With a cloud contact center solution or phone system, you don’t need expensive or clunky hardware, and you can generally get set up on your own—and from anywhere you want, as long as you have Internet access. Oh, and you don’t have to worry about installation fees or upgrade fees with the cloud either.

Basically, if you’re looking to implement IVR or any kind of phone system for a business, look into cloud phone systems because they come with massive benefits for businesses (especially remote-friendly ones).

2. Consult your customer experience experts

Your customer experience experts are there to help you optimize your IVR implementation to bring the best possible service to all of your customers. Talk to them!

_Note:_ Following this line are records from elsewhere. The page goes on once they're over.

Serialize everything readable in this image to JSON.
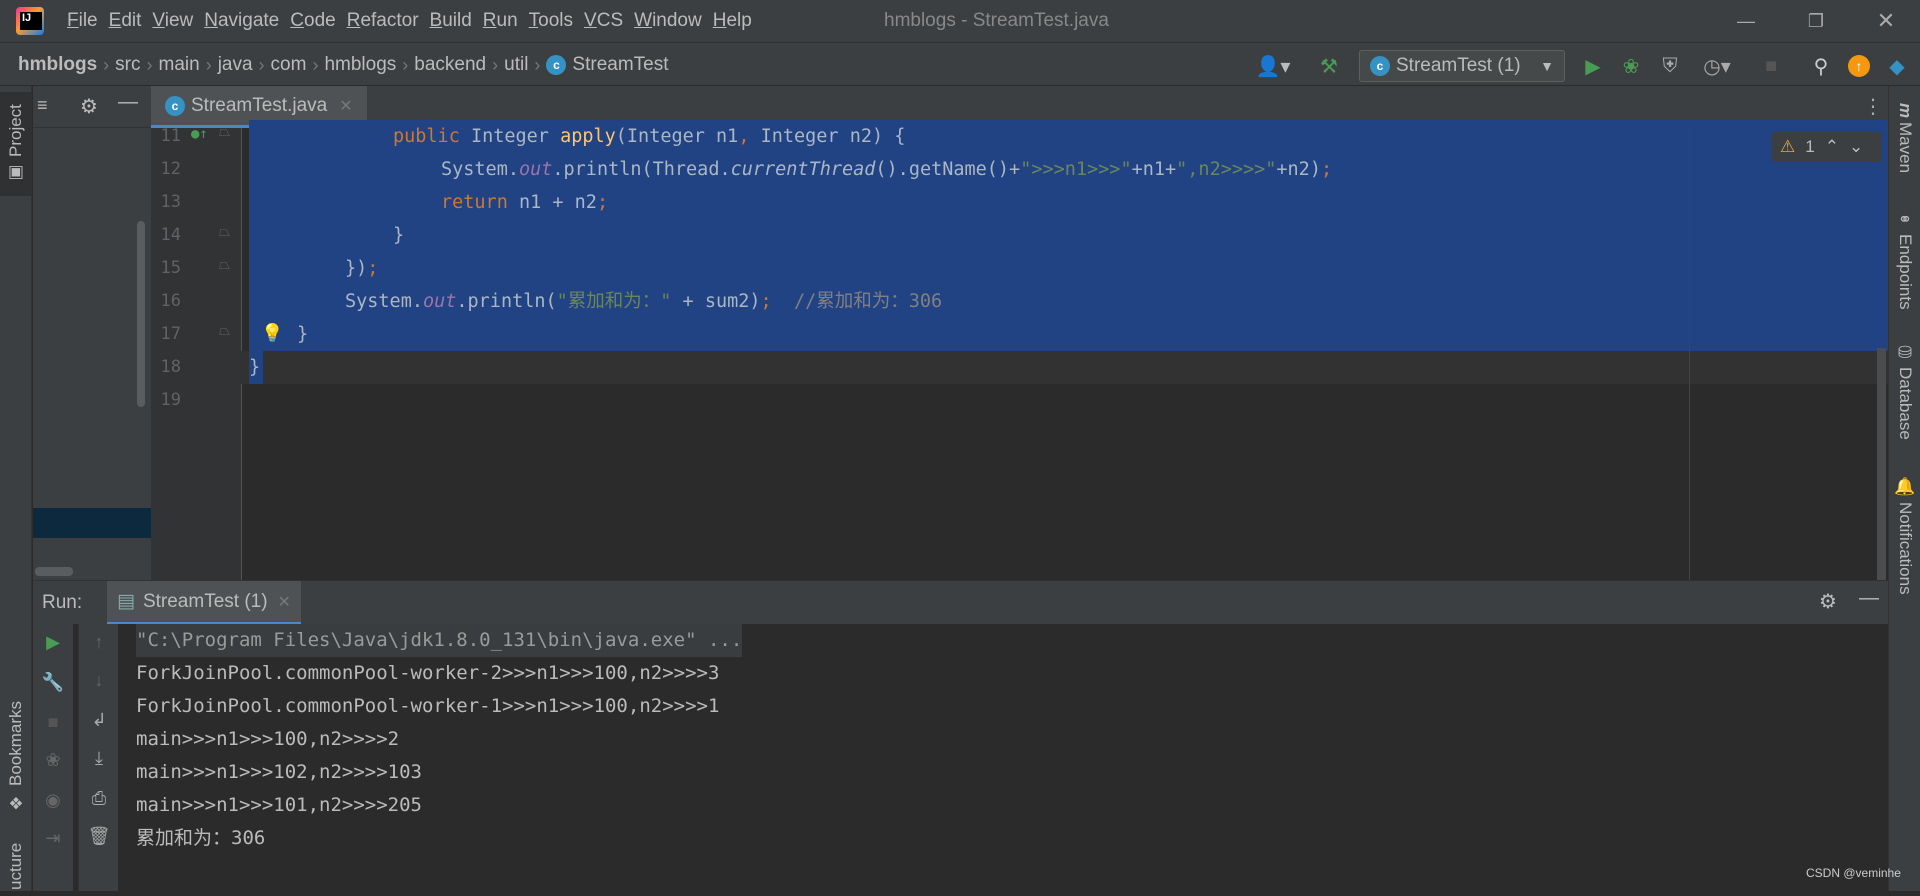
{
  "app": {
    "window_title": "hmblogs - StreamTest.java",
    "logo": "intellij-logo"
  },
  "menu": [
    "File",
    "Edit",
    "View",
    "Navigate",
    "Code",
    "Refactor",
    "Build",
    "Run",
    "Tools",
    "VCS",
    "Window",
    "Help"
  ],
  "menu_mnemonics": [
    "F",
    "E",
    "V",
    "N",
    "C",
    "R",
    "B",
    "R",
    "T",
    "V",
    "W",
    "H"
  ],
  "breadcrumb": [
    "hmblogs",
    "src",
    "main",
    "java",
    "com",
    "hmblogs",
    "backend",
    "util",
    "StreamTest"
  ],
  "run_config": {
    "label": "StreamTest (1)"
  },
  "editor_tab": {
    "label": "StreamTest.java"
  },
  "inspections": {
    "warning_count": "1"
  },
  "left_tabs": {
    "project": "Project",
    "bookmarks": "Bookmarks",
    "structure": "ucture"
  },
  "right_tabs": [
    "Maven",
    "Endpoints",
    "Database",
    "Notifications"
  ],
  "code_lines": [
    {
      "n": "11",
      "text": "public Integer apply(Integer n1, Integer n2) {"
    },
    {
      "n": "12",
      "text": "System.out.println(Thread.currentThread().getName()+\">>>n1>>>\"+n1+\",n2>>>>\"+n2);"
    },
    {
      "n": "13",
      "text": "return n1 + n2;"
    },
    {
      "n": "14",
      "text": "}"
    },
    {
      "n": "15",
      "text": "});"
    },
    {
      "n": "16",
      "text": "System.out.println(\"累加和为：\" + sum2);  //累加和为：306"
    },
    {
      "n": "17",
      "text": "}"
    },
    {
      "n": "18",
      "text": "}"
    },
    {
      "n": "19",
      "text": ""
    }
  ],
  "run_panel": {
    "label": "Run:",
    "tab": "StreamTest (1)"
  },
  "console_lines": [
    "\"C:\\Program Files\\Java\\jdk1.8.0_131\\bin\\java.exe\" ...",
    "ForkJoinPool.commonPool-worker-2>>>n1>>>100,n2>>>>3",
    "ForkJoinPool.commonPool-worker-1>>>n1>>>100,n2>>>>1",
    "main>>>n1>>>100,n2>>>>2",
    "main>>>n1>>>102,n2>>>>103",
    "main>>>n1>>>101,n2>>>>205",
    "累加和为：306"
  ],
  "watermark": "CSDN @veminhe",
  "colors": {
    "selection": "#214283",
    "accent": "#4a88c7",
    "run_green": "#499c54",
    "keyword": "#cc7832",
    "string": "#6a8759"
  }
}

They’ll likely already know what your customers tend to call about, what kinds of actions they’re comfortable with doing over the phone, and what they’d rather do online.

Your IVR is only one part of providing a good customer experience—and your customer experience or customer support team will be your biggest helpers in implementing an IVR system because they’re literally on the front lines talking to your customers every day.

Involve them in your IVR process.

3. Optimize your on-call and hold times

It might be tempting to assume that it’s best to have absolutely no hold time. However, this isn’t necessarily the case.

Sometimes, being put on hold is actually better for both the caller and the agent, as the agent has a chance to find answers to the caller’s question(s) while the caller gets to avoid sitting around trying to decide when they should drop the next “uh-huh.”

Fun fact: customers’ overall satisfaction only starts to drop after up to three minutes of being put on hold:

These results do make sense, logically speaking. After all, being put on hold and immediately getting results is usually understandable, whereas waiting for over 15 minutes just to re-enter into conversation is, well, annoying at best. Customers aren’t totally unreasonable—most of them do understand that it can take a little time to find answers to tricky questions.

The key here to maintaining that customer satisfaction is not making them wait too long.

4. Start with a simple call menu and adapt it as needed

As with most things, It’s generally a good idea to master the basics of something before you start adding extras onto it. 

With IVR menus, for example, you can probably start with three or four primary options, and go from there. Monitor how customers are using your IVR, then add or adjust the menu options as you go. Don’t start with a hundred different options and five sub-menus—it’s much harder to test.

And if you want to use an IVR system that can detect spoken answers, you’ll want to first make sure that the natural language processing technology of whatever you’re using actually works. If it can’t even detect a simple “yes” or “no,” then it probably won’t be able to detect what your callers are saying if your IVR asks them to say their full names and addresses out loud.

5. Make access to a real agent easy for callers

Sometimes, customers go into a call knowing they’re going to need help from a real person. When it takes them ages to figure out which menu options to pick to get to one, they’ll end up feeling—you guessed it—frustrated.

That’s something that’s entirely avoidable.

One of the best ways to let customers easily reach a real person is to set your call routing rules carefully. 

You have to make it simple for someone to get through to an agent, or at least be placed in the queue to reach one, reasonably quickly. 

Of course, the tricky thing here is to not make it too easy—otherwise, people might get lazy and just choose to speak to someone when you’d painstakingly automated an IVR option that answers that question for them. (For example, if they just wanted to find your business hours but you didn’t put that at the beginning of your IVR script.)

This is why it’s important to take care when you’re setting up call routing and your IVR menus.

Get set up with IVR today

If you don’t have a call routing or IVR system set up for your business already, you should!

Not only does Dialpad Contact Center allow you to do both, it also does everything a contact center or call center software needs to be able to do, from CRM integration to automatic call logging and more. (Did we mention the built-in analytics?)